PA Department of Health Acting Secretary Alison Beam speaks during a press conference outside Beacon Clinic in Harrisburg on Monday, April 12, 2021. (Source: Pa.gov)

Pennsylvania accelerated its Covid-19 vaccine rollout because providers were having such a hard time scheduling appointments, acting Health Secretary Alison Beam said Monday.

Difficulties were being reported statewide, and were hampering providers' efforts to use up their vaccine allotments quickly, Beam said during a press conference in Harrisburg announcing the debut of a mobile vaccine clinic.

Her comments shed light on the thinking behind the state's announcement Monday that as of Tuesday, Pennsylvania will open Phase 2 of its vaccination rollout, making all Pennsylvanians age 16 and up eligible for vaccination.

"We realized that the need to keep demand at the highest propensity possible was incredibly important," Beam said.

The Health Department has been requiring providers to dispense at least 80% of their allotments within seven days. It also is insisting on minimal wastage, which is a challenge when appointments go unfilled.

Beam expressed confidence that expanding vaccination to Phase 2 would not lead to a repeat of the frustrations seen earlier this year, when thousands of Pennsylvania's elderly were scrambling for scarce appointments.

Vaccine supplies are in much better alignment with demand, she said, and the state is able to assure providers of their allotments several weeks out, so that they can plan accordingly and schedule appointments with confidence in their ability to fulfill them.

For Lancaster County's community vaccination center at Park City Center mall, the state's action isn't expected to change things much, said Brett Marcy, spokesman for the Vaccinate Lancaster Coalition.
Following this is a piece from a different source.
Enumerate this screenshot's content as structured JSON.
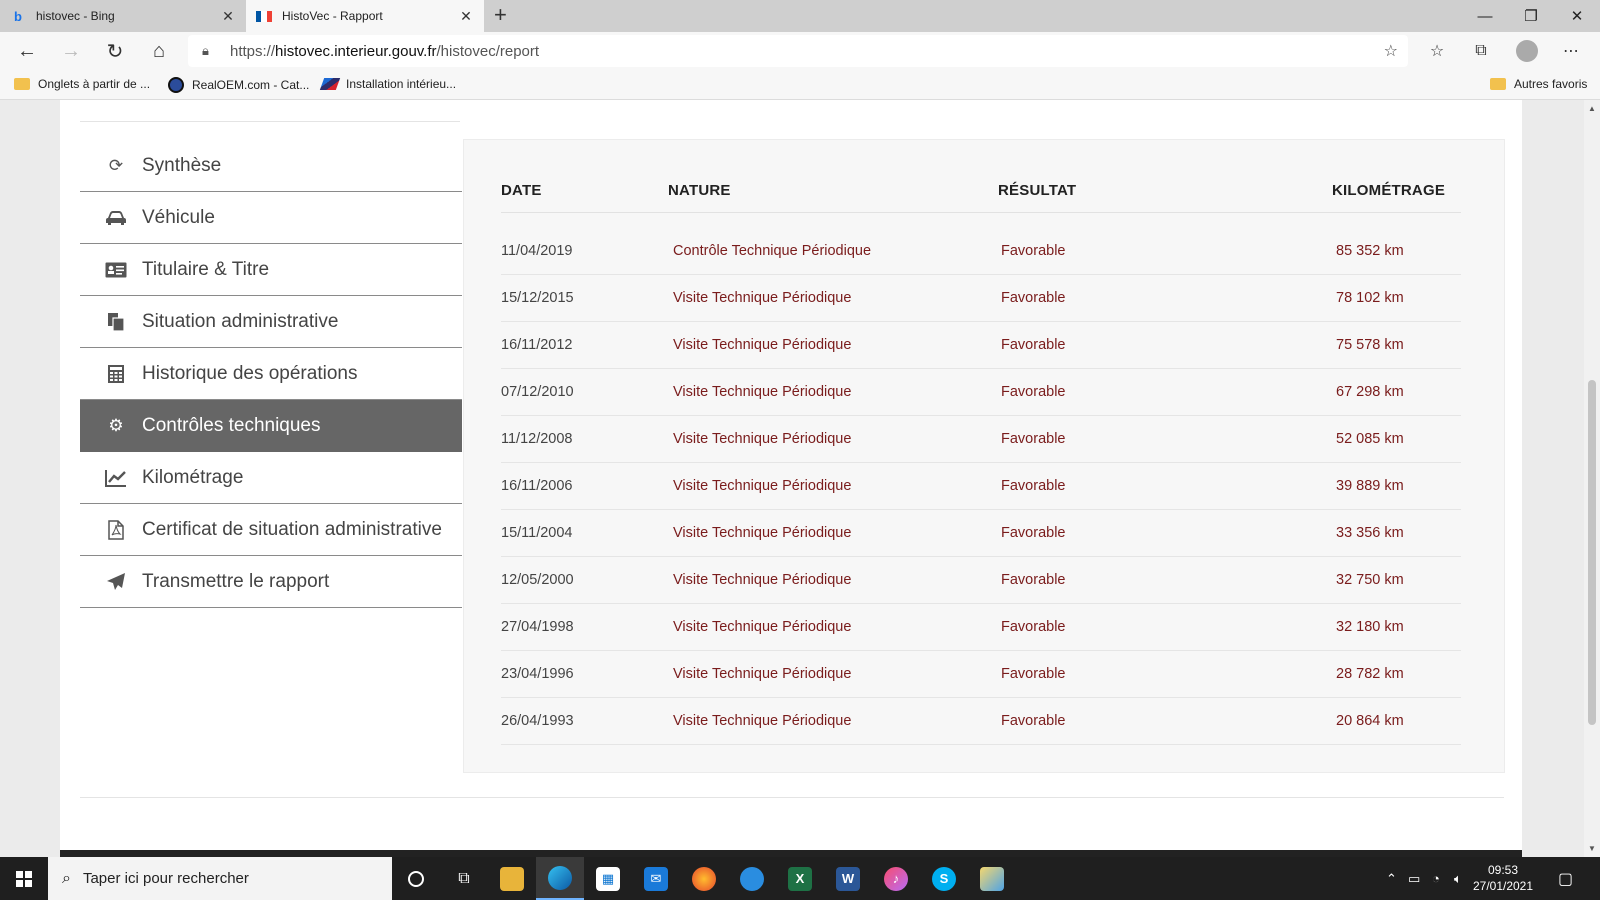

The center had already begun scheduling Phase 2 appointments for next week and beyond, Marcy said.

Demand for the vaccine has been strong, he said, "and we now have large enough and consistent supply."

Now that everyone is becoming eligible, the center's registration process has been streamlined so that people can schedule an appointment right away rather than waiting for a email invitation to do so.

Beam said Pennsylvania has been averaging 87,000 doses per day. The state ranks 11th in the U.S. for first doses, with 39% of Pennsylvanians having received at least one dose to date.

Tim Stuhldreher